As hard as it is to face, our pets age faster than we do. Being informed and proactive about health care ensure the best quality of life for your pet for as long as possible.
What makes a pet a “senior”? The idea that multiplying by seven translates a dog’s age into “human years” is very misleading because pets age at different rates depending upon size, breed and other factors.
Generally, smaller breeds of dogs live longer than larger breeds, and cats live longer than dogs. So, a giant breed may enter his senior years at age 8, while the toy breed next door might not reach her golden years until age 12.
Of course, life span also varies with the individual, depending upon many factors including overall health and lifestyle. As they age, pets undergo changes remarkably similar to those of aging humans: hair turns gray, hearing wanes and joints stiffen.
Loss of sight and hearing
Progressive loss of hearing and sight are common in older pets, so it’s important to pay attention to changes. Excessive drainage, mucus, or bulging of his eyes may indicate a serious problem like glaucoma or dry eye. Any change from his normal appearance should be evaluated right away in order to preserve his sight as long as possible and prevent further damage.
Be sure to make allowances for his limitations. If your best friend is losing his eyesight, avoid moving furniture or your pet’s food and water bowls and bedding. When you take your dog into unfamiliar territory, keep him on a lead and walk him slowly through the new place. Stay close by and reassure him.
If your pet’s vision is normal, you may be able to compensate for deafness by using hand signals. Dogs, in particular, normally communicate with each other through body movements, so they will readily understand hand signals. Never let a pet that is visually or hearing impaired roam freely outside.
Coping with arthritis
Osteoarthritis affects dogs just it as does people. If you notice your dog limping, having trouble climbing stairs or not being able to find a comfortable place to rest, a visit to your veterinarian is also in order.

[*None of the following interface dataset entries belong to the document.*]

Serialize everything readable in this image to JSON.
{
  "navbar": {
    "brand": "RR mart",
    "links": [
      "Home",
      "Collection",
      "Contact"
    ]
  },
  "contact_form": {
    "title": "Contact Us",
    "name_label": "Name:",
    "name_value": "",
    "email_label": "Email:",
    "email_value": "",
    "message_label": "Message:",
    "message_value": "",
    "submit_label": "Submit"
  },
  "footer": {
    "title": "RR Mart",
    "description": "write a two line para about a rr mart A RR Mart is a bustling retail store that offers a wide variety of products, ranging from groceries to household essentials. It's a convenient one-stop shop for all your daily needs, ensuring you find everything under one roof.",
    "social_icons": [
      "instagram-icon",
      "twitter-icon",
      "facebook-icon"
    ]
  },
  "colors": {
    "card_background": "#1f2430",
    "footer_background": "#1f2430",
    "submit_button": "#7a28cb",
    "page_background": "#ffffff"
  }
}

There are well-tested medications available that can lessen the pain and stiffness of arthritis so your pet can move with greater ease and enjoy a better quality of life.
You can help ward off some of the effects of arthritis by keeping him slim, since excess weight put unnecessary stress on joints. It’s important to keep him as active as possible, too. Lack of exercise can increase joint stiffness and may lead to muscle atrophy from lack of use. Be sure to get him out for a walk every day. If your dog is otherwise healthy, consider doggy day camp a few times a week. The excitement of being around other dogs may encourage your senior to get moving.
Regular exams are key
Many diseases that are known to afflict aging humans also affect our aging pets: kidney, heart, and liver disease; tumors and cancers; diabetes; and even dementia. Regular physical examinations and laboratory blood and urine tests by your pet’s veterinarian are critical for early detection of problems.
Weight loss, a significant decrease in appetite, excessive panting, constant whining or pacing, loss of housebreaking, hair loss and changes in behavior can be early indicators of a medical problem. If you see new any of these problems, have your pet checked by his veterinarian.
Even if your pet has no unusual problems, regular screenings can help you maintain your pet's body weight and condition and ensure a better quality of life during those senior years. Most experts recommend twice yearly visits for dogs in their senior years. It may seem like a lot, but if you think of it in terms of how fast your pet is aging, it would be like a person going for an annual physical every 3 to 4 years.
Your veterinarian understands that your pet is part of the family and can help make all the years that you share with your pet rich and fulfilling.